“You may have to fight a battle more than once to win it”- Margaret Thatcher
Everyone has a bad day, or a series of bad days, once in awhile. It’s all a part of life. Resilience is our ability to bounce back from these unavoidable setbacks and “get back on the saddle.” Like the Margaret Thatcher quote above suggests, when you encounter a challenge or obstacle, you may not be successful on the first try. At times, it probably feels like you’re stuck in a repetitive loop having to deal with the same problem more than once. Part of being resilient is being able to come back to a battle more than once, and being ok with the fact that you might have to lose once in awhile. If you don’t consider yourself among the resilient, the good news is that many of the characteristics of resilient people can be obtained with a bit work!
Acceptance might be the most important part of resilience, and the part that is easier said than done. It takes a lot of work to be comfortable with the knowledge that some things are beyond our control. The truth is, even though we work hard and try to do the next right thing, we aren’t the ones running the show. We truly only have control over ourselves and our own actions.
Another piece of acceptance is having faith that, even if we don’t have control, that it will all be okay. Again, this might feel unfamiliar to many people at first (like being spiritually blindfolded). Every now and then, you’re not going to feel very positive. Life might be throwing a lot at you at once. You don’t have to be at your best all the time- remember that it’s okay not to be okay every now and then.

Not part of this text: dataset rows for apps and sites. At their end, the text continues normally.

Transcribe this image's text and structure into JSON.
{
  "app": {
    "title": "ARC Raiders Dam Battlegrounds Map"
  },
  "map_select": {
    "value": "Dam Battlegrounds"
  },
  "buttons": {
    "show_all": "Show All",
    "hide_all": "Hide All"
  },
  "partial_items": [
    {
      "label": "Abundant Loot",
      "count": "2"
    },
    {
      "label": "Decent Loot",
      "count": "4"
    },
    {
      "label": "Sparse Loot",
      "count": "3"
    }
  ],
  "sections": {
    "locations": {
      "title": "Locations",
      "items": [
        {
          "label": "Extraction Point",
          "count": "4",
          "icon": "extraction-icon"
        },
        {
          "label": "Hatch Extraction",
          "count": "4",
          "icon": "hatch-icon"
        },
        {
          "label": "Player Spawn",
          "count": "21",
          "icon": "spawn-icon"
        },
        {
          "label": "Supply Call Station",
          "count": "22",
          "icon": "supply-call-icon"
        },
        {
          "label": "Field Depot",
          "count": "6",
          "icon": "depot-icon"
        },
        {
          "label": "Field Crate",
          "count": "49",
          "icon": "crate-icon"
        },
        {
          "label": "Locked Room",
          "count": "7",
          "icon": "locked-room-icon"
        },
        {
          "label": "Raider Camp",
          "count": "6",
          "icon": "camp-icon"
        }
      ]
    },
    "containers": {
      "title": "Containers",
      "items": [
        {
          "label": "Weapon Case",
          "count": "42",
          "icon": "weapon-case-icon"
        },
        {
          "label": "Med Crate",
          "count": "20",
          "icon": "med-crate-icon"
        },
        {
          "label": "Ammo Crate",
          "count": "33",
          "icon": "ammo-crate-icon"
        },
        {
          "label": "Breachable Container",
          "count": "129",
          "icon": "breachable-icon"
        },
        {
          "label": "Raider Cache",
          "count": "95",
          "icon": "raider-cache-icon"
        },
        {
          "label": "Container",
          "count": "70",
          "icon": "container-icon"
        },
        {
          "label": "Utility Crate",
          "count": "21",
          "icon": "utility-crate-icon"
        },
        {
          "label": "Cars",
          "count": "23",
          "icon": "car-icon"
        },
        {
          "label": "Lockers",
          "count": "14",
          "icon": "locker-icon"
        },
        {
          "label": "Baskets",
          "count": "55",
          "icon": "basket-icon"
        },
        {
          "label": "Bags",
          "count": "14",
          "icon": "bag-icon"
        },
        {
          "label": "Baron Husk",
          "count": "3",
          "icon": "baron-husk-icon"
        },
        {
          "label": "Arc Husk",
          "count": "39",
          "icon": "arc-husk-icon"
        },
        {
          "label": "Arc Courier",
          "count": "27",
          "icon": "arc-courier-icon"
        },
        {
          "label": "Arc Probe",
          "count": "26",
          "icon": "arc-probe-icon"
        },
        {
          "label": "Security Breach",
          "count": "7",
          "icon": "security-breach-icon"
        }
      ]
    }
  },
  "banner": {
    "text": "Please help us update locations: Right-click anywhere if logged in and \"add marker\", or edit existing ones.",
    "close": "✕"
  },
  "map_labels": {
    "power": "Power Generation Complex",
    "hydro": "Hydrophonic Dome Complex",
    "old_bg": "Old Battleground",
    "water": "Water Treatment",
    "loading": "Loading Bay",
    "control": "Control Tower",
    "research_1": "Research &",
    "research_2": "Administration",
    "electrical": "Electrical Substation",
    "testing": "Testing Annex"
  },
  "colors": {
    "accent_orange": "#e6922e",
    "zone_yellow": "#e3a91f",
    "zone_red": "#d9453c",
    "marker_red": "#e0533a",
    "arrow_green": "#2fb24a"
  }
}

“It’s not the load that breaks you, it’s the way you carry it” (Lena Horne).
Although it may seem like resilient people are independently strong, they usually have a strong support group that helps them through the difficult times. Part of being resilient is knowing that as individuals, we don’t have all the answers, and someone else might be able to help if we let them. Have you ever told a friend something difficult or painful, and felt physically lighter because of it? Powerful feelings and emotions can weigh us down. Life’s burdens are less likely to break us if we distribute the weight across multiple people rather than trying to shoulder them all ourselves.
“Failure is a bruise not a tattoo” (Jon Sinclair). Another important component of resilience is perspective. Is the glass half full or half empty? Resilient people don’t tell themselves “I can’t” or view situations as impossible to handle. They also tend to look at difficulties as an opportunity for growth. It sounds a bit “out there,” but remember, I said these qualities required a bit of work! Situations may appear different if we step away for a little bit. It may also be an opportunity to ask someone else for their perspective- you never know what wisdom another person has to offer.
Resilience isn’t built in a day. Sure, some people make it look easy but these are skills that everyone can develop with a bit of practice and patience.